How to complete this task:
Each line of the data has to be retyped exactly as it is.

Records to use:
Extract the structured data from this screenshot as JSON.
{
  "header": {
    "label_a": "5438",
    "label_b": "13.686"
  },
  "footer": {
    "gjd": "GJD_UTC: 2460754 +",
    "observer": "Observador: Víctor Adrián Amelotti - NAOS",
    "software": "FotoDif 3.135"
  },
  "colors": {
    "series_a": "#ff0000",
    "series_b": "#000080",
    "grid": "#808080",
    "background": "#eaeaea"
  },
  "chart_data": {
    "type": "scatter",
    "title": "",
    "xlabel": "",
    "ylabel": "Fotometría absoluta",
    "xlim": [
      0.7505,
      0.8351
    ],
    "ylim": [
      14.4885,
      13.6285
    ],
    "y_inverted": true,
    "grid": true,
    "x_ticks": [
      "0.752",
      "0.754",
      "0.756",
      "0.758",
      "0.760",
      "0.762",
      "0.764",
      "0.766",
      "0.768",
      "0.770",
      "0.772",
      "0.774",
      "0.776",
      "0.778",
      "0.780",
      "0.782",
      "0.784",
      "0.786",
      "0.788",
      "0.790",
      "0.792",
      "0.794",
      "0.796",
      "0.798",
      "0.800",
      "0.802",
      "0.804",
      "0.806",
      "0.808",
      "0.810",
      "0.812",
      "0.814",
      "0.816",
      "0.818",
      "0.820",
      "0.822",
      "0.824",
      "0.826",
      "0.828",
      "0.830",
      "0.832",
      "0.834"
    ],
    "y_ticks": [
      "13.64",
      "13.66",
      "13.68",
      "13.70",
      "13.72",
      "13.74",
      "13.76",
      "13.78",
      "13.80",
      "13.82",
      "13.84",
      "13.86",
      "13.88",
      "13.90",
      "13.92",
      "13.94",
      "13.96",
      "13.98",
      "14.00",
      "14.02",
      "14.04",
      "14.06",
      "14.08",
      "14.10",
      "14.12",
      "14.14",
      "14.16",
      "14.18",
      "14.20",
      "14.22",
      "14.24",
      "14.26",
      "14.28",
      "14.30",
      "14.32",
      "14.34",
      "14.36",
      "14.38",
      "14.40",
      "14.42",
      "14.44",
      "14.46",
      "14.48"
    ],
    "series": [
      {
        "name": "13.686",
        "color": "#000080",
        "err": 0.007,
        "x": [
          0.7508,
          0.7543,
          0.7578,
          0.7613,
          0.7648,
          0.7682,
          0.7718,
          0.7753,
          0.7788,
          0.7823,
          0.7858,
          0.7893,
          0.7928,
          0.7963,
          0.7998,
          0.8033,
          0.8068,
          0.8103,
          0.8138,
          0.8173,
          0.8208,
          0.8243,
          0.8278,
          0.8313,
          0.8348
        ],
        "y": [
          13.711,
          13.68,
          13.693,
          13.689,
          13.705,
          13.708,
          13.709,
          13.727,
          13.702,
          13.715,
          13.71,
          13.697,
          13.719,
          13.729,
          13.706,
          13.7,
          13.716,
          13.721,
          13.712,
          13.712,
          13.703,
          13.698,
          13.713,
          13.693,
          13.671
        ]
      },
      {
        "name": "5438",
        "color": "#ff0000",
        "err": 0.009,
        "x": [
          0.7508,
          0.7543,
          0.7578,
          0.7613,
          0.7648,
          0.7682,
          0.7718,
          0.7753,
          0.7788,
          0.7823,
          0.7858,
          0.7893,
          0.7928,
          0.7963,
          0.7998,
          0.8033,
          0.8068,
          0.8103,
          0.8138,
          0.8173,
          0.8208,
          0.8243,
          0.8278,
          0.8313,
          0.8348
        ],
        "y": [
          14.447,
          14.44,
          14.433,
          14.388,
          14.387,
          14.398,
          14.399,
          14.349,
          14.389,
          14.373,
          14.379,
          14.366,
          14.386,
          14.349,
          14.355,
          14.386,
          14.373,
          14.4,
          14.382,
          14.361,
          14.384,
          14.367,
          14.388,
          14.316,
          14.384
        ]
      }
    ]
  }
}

Solution to this problem:
Extract the structured data from this screenshot as JSON.
{
  "header": {
    "label_a": "5438",
    "label_b": "13.686"
  },
  "footer": {
    "gjd": "GJD_UTC: 2460754 +",
    "observer": "Observador: Víctor Adrián Amelotti - NAOS",
    "software": "FotoDif 3.135"
  },
  "colors": {
    "series_a": "#ff0000",
    "series_b": "#000080",
    "grid": "#808080",
    "background": "#eaeaea"
  },
  "chart_data": {
    "type": "scatter",
    "title": "",
    "xlabel": "",
    "ylabel": "Fotometría absoluta",
    "xlim": [
      0.7505,
      0.8351
    ],
    "ylim": [
      14.4885,
      13.6285
    ],
    "y_inverted": true,
    "grid": true,
    "x_ticks": [
      "0.752",
      "0.754",
      "0.756",
      "0.758",
      "0.760",
      "0.762",
      "0.764",
      "0.766",
      "0.768",
      "0.770",
      "0.772",
      "0.774",
      "0.776",
      "0.778",
      "0.780",
      "0.782",
      "0.784",
      "0.786",
      "0.788",
      "0.790",
      "0.792",
      "0.794",
      "0.796",
      "0.798",
      "0.800",
      "0.802",
      "0.804",
      "0.806",
      "0.808",
      "0.810",
      "0.812",
      "0.814",
      "0.816",
      "0.818",
      "0.820",
      "0.822",
      "0.824",
      "0.826",
      "0.828",
      "0.830",
      "0.832",
      "0.834"
    ],
    "y_ticks": [
      "13.64",
      "13.66",
      "13.68",
      "13.70",
      "13.72",
      "13.74",
      "13.76",
      "13.78",
      "13.80",
      "13.82",
      "13.84",
      "13.86",
      "13.88",
      "13.90",
      "13.92",
      "13.94",
      "13.96",
      "13.98",
      "14.00",
      "14.02",
      "14.04",
      "14.06",
      "14.08",
      "14.10",
      "14.12",
      "14.14",
      "14.16",
      "14.18",
      "14.20",
      "14.22",
      "14.24",
      "14.26",
      "14.28",
      "14.30",
      "14.32",
      "14.34",
      "14.36",
      "14.38",
      "14.40",
      "14.42",
      "14.44",
      "14.46",
      "14.48"
    ],
    "series": [
      {
        "name": "13.686",
        "color": "#000080",
        "err": 0.007,
        "x": [
          0.7508,
          0.7543,
          0.7578,
          0.7613,
          0.7648,
          0.7682,
          0.7718,
          0.7753,
          0.7788,
          0.7823,
          0.7858,
          0.7893,
          0.7928,
          0.7963,
          0.7998,
          0.8033,
          0.8068,
          0.8103,
          0.8138,
          0.8173,
          0.8208,
          0.8243,
          0.8278,
          0.8313,
          0.8348
        ],
        "y": [
          13.711,
          13.68,
          13.693,
          13.689,
          13.705,
          13.708,
          13.709,
          13.727,
          13.702,
          13.715,
          13.71,
          13.697,
          13.719,
          13.729,
          13.706,
          13.7,
          13.716,
          13.721,
          13.712,
          13.712,
          13.703,
          13.698,
          13.713,
          13.693,
          13.671
        ]
      },
      {
        "name": "5438",
        "color": "#ff0000",
        "err": 0.009,
        "x": [
          0.7508,
          0.7543,
          0.7578,
          0.7613,
          0.7648,
          0.7682,
          0.7718,
          0.7753,
          0.7788,
          0.7823,
          0.7858,
          0.7893,
          0.7928,
          0.7963,
          0.7998,
          0.8033,
          0.8068,
          0.8103,
          0.8138,
          0.8173,
          0.8208,
          0.8243,
          0.8278,
          0.8313,
          0.8348
        ],
        "y": [
          14.447,
          14.44,
          14.433,
          14.388,
          14.387,
          14.398,
          14.399,
          14.349,
          14.389,
          14.373,
          14.379,
          14.366,
          14.386,
          14.349,
          14.355,
          14.386,
          14.373,
          14.4,
          14.382,
          14.361,
          14.384,
          14.367,
          14.388,
          14.316,
          14.384
        ]
      }
    ]
  }
}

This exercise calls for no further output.